(Exercise details) Please return every line in the entries below with the word "JSON" in it.

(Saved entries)

———

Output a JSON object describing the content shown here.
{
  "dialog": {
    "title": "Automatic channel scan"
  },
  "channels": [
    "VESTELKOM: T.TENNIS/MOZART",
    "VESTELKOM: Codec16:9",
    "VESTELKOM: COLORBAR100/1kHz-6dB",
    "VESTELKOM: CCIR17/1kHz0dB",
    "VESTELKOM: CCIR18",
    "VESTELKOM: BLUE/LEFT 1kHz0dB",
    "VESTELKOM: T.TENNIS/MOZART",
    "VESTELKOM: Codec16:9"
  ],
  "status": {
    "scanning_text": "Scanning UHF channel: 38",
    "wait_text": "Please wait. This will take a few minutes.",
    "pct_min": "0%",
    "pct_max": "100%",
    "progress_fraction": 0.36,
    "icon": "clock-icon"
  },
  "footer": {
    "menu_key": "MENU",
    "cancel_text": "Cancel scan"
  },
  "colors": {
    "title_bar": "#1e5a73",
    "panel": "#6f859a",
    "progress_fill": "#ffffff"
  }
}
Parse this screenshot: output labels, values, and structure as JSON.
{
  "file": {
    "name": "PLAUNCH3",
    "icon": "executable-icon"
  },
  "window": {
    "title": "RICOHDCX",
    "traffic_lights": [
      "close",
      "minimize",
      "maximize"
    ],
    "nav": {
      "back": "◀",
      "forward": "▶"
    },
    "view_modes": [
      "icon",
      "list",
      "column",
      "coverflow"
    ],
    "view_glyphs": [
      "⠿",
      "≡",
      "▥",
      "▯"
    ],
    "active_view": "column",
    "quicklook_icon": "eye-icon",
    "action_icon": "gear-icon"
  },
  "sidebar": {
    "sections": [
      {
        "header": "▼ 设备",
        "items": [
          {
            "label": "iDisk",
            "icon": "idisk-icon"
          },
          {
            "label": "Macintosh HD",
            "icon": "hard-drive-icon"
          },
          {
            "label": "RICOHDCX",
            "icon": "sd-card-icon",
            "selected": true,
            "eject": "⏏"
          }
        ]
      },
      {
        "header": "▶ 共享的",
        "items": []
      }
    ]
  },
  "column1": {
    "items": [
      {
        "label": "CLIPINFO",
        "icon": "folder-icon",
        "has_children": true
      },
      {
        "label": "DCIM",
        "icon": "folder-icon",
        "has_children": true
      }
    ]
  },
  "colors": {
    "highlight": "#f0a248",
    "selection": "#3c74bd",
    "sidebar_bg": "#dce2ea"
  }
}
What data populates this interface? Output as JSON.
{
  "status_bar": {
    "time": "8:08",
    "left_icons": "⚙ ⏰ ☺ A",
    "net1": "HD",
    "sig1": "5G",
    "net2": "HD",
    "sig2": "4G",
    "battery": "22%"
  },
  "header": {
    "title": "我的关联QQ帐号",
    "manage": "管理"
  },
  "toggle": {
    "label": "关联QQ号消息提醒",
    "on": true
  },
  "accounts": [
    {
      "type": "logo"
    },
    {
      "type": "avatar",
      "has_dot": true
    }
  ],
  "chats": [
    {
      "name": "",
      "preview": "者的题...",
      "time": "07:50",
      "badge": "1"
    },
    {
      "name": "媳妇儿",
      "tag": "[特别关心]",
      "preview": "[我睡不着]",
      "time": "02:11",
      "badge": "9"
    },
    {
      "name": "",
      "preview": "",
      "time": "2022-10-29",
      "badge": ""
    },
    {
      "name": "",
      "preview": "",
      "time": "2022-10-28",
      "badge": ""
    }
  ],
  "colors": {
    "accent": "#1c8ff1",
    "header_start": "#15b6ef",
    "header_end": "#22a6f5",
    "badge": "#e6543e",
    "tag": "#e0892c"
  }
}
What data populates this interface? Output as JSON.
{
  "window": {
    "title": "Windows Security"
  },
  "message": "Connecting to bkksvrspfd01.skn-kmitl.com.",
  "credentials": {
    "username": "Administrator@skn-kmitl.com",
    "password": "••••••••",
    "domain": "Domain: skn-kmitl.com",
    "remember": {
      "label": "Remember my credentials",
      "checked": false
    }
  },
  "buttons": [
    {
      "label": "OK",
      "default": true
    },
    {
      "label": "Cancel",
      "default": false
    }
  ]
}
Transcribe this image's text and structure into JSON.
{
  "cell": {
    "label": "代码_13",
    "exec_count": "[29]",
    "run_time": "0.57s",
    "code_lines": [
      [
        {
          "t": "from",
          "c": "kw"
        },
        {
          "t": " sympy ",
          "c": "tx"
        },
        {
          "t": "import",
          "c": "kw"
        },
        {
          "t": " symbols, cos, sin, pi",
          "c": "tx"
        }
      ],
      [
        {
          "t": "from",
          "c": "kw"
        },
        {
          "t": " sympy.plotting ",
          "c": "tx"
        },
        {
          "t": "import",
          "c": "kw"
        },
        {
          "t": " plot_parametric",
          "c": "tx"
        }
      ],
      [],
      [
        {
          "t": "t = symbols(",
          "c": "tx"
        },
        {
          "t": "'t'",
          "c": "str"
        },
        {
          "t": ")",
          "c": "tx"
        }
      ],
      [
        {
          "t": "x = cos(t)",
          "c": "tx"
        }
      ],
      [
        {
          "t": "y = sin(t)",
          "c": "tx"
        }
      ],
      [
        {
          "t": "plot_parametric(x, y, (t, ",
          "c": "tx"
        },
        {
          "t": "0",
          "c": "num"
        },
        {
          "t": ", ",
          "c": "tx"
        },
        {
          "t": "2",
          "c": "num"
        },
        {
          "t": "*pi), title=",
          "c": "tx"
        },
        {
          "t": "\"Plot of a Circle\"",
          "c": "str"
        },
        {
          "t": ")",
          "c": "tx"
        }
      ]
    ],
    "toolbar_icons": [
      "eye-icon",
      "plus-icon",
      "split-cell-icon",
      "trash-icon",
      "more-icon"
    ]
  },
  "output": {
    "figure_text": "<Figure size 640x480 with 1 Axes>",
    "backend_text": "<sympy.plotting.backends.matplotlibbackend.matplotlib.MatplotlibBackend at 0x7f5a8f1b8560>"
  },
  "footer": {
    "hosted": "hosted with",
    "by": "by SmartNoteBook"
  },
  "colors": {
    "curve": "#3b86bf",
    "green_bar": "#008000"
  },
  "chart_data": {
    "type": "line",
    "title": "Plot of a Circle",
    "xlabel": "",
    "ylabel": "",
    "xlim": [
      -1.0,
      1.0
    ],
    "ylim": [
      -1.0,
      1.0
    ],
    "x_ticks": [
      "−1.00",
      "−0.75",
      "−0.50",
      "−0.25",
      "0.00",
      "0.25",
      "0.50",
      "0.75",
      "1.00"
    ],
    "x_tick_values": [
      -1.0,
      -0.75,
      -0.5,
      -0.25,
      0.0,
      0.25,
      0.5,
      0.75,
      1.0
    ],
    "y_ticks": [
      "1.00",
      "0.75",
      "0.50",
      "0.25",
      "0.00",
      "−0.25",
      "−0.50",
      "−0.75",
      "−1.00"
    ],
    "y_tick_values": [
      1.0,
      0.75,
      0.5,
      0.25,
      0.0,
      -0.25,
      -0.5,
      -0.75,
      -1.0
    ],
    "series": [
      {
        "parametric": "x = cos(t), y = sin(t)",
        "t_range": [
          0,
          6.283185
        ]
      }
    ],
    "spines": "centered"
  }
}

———

(Written solution)
Output a JSON object describing the content shown here.
Parse this screenshot: output labels, values, and structure as JSON.
What data populates this interface? Output as JSON.
What data populates this interface? Output as JSON.
Transcribe this image's text and structure into JSON.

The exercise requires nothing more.